Dataset rows describing interfaces
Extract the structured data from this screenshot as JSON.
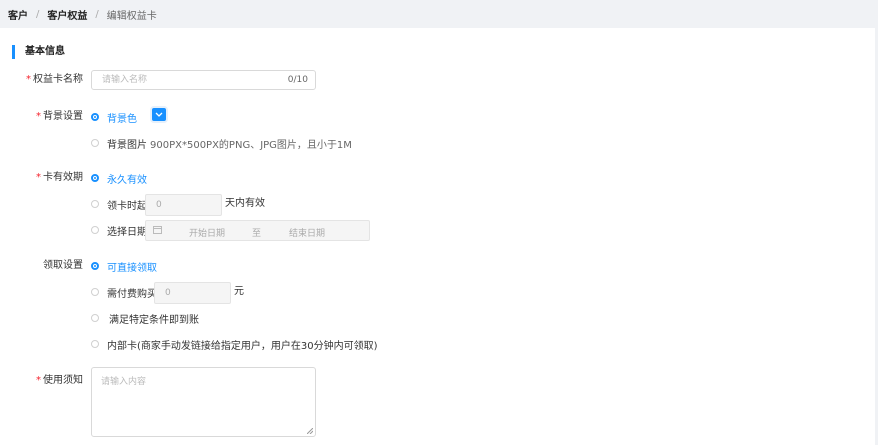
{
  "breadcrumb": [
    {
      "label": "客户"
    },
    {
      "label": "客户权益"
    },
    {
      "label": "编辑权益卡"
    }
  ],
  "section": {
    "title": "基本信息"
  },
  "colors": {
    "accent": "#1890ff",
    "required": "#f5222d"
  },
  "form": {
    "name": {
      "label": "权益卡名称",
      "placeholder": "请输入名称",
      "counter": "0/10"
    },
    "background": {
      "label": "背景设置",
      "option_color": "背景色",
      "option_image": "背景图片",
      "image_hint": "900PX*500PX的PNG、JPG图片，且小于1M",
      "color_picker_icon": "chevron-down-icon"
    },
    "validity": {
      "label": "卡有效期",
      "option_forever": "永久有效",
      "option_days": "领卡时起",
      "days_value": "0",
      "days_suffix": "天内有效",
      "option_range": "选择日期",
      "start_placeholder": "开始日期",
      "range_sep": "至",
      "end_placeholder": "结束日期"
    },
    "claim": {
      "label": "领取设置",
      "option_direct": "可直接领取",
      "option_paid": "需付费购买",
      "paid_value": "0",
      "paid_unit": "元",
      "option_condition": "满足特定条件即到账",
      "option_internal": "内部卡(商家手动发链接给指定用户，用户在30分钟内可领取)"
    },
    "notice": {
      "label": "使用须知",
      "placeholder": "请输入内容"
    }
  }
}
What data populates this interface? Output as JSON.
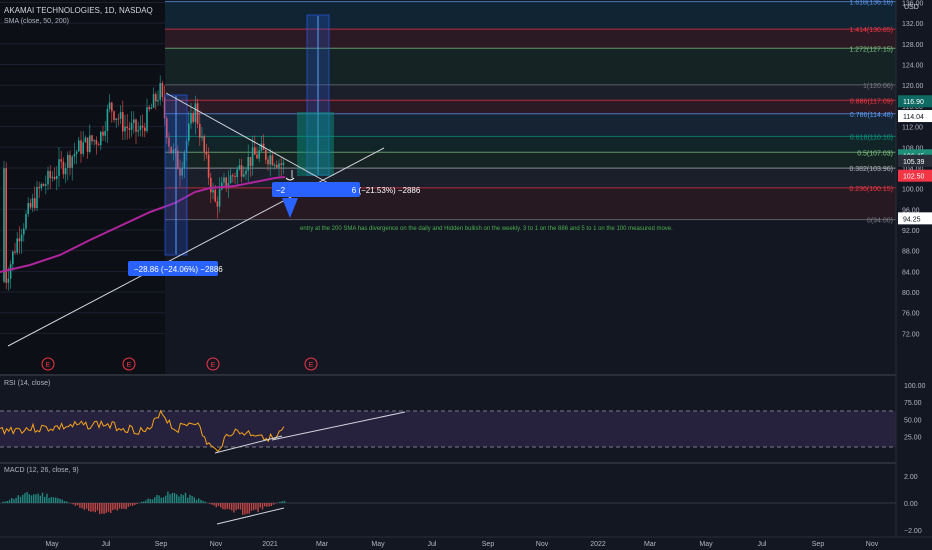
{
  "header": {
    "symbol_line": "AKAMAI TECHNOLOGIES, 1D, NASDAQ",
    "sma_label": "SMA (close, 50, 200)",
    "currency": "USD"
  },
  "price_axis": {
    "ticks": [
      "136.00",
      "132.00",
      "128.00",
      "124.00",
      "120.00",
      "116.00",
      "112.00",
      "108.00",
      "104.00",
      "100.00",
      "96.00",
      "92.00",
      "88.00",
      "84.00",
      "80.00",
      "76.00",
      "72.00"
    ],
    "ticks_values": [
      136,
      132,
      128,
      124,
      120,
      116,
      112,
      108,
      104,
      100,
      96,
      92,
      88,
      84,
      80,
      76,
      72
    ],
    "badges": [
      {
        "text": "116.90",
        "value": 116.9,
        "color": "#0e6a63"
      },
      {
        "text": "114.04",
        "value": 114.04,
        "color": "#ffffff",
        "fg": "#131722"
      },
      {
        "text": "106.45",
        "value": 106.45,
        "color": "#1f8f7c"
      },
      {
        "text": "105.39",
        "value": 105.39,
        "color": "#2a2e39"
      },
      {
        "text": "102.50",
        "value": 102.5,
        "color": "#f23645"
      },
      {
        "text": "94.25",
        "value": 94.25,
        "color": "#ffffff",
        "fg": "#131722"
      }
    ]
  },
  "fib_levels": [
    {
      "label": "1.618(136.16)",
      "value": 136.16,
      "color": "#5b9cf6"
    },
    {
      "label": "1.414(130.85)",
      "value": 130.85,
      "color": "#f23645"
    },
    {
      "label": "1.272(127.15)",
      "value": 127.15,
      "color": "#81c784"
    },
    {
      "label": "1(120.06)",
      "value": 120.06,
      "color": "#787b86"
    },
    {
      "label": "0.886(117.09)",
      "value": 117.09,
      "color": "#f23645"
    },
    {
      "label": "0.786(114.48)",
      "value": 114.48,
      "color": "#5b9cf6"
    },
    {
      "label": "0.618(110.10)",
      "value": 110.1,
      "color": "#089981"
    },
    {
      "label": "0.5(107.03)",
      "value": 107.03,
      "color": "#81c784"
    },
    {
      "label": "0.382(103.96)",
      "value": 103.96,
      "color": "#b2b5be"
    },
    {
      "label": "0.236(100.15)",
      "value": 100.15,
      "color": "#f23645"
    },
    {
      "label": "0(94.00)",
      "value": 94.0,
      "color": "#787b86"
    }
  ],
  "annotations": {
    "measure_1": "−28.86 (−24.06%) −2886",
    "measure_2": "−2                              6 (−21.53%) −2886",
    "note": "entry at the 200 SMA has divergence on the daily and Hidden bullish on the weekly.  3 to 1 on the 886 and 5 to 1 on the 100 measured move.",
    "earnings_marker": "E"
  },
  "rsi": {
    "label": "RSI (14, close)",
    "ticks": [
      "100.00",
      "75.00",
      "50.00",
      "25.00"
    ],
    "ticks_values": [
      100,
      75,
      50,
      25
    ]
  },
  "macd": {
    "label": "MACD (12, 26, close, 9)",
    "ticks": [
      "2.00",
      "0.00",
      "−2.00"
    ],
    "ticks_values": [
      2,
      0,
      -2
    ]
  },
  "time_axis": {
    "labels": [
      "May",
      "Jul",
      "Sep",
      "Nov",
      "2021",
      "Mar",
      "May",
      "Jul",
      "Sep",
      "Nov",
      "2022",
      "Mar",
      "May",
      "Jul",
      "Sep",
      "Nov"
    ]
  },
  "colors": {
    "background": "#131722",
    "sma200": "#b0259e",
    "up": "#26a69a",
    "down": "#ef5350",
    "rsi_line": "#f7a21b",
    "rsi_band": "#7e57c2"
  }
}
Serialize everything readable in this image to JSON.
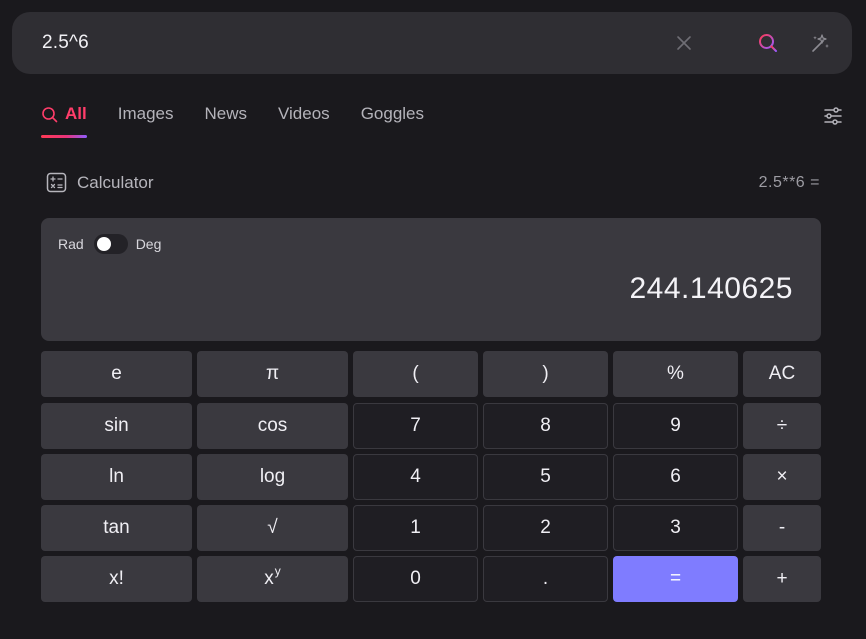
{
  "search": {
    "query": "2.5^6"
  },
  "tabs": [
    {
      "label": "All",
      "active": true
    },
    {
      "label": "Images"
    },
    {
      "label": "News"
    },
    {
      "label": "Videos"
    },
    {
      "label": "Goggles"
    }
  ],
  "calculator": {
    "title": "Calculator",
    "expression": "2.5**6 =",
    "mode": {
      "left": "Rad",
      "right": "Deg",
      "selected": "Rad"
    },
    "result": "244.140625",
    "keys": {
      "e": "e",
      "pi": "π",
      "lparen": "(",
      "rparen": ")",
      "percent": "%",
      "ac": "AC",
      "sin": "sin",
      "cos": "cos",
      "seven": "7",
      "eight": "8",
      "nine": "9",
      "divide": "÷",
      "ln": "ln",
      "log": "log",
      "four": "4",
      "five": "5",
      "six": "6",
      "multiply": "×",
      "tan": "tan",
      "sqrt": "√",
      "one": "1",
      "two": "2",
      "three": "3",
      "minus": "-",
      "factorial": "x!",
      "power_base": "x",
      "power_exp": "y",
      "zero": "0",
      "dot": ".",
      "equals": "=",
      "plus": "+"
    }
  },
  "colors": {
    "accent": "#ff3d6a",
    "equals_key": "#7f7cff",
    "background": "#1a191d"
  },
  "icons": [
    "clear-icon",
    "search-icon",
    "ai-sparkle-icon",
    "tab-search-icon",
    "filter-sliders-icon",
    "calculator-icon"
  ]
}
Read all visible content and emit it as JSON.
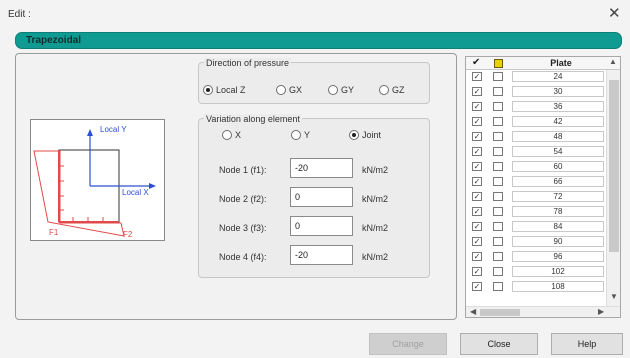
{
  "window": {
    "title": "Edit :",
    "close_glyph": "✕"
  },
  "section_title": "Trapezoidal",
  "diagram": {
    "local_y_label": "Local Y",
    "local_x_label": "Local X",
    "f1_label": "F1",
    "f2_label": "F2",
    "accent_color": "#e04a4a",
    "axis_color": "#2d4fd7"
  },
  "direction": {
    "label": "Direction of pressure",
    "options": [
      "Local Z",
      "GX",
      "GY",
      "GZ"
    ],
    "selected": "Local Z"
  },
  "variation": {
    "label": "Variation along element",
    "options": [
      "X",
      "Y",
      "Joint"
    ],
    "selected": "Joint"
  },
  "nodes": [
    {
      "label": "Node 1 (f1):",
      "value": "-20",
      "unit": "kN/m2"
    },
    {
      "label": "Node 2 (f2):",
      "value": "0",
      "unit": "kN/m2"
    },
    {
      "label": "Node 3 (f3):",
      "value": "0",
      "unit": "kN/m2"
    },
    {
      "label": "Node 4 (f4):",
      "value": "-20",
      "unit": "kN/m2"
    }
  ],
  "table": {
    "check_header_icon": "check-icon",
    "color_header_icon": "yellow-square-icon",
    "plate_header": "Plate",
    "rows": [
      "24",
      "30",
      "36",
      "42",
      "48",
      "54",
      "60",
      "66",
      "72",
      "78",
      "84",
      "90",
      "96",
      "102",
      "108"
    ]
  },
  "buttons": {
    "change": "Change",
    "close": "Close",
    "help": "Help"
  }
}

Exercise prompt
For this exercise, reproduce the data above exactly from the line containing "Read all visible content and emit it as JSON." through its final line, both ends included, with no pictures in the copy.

Result of the task
Read all visible content and emit it as JSON.
{
  "window": {
    "title": "Edit :",
    "close_glyph": "✕"
  },
  "section_title": "Trapezoidal",
  "diagram": {
    "local_y_label": "Local Y",
    "local_x_label": "Local X",
    "f1_label": "F1",
    "f2_label": "F2",
    "accent_color": "#e04a4a",
    "axis_color": "#2d4fd7"
  },
  "direction": {
    "label": "Direction of pressure",
    "options": [
      "Local Z",
      "GX",
      "GY",
      "GZ"
    ],
    "selected": "Local Z"
  },
  "variation": {
    "label": "Variation along element",
    "options": [
      "X",
      "Y",
      "Joint"
    ],
    "selected": "Joint"
  },
  "nodes": [
    {
      "label": "Node 1 (f1):",
      "value": "-20",
      "unit": "kN/m2"
    },
    {
      "label": "Node 2 (f2):",
      "value": "0",
      "unit": "kN/m2"
    },
    {
      "label": "Node 3 (f3):",
      "value": "0",
      "unit": "kN/m2"
    },
    {
      "label": "Node 4 (f4):",
      "value": "-20",
      "unit": "kN/m2"
    }
  ],
  "table": {
    "check_header_icon": "check-icon",
    "color_header_icon": "yellow-square-icon",
    "plate_header": "Plate",
    "rows": [
      "24",
      "30",
      "36",
      "42",
      "48",
      "54",
      "60",
      "66",
      "72",
      "78",
      "84",
      "90",
      "96",
      "102",
      "108"
    ]
  },
  "buttons": {
    "change": "Change",
    "close": "Close",
    "help": "Help"
  }
}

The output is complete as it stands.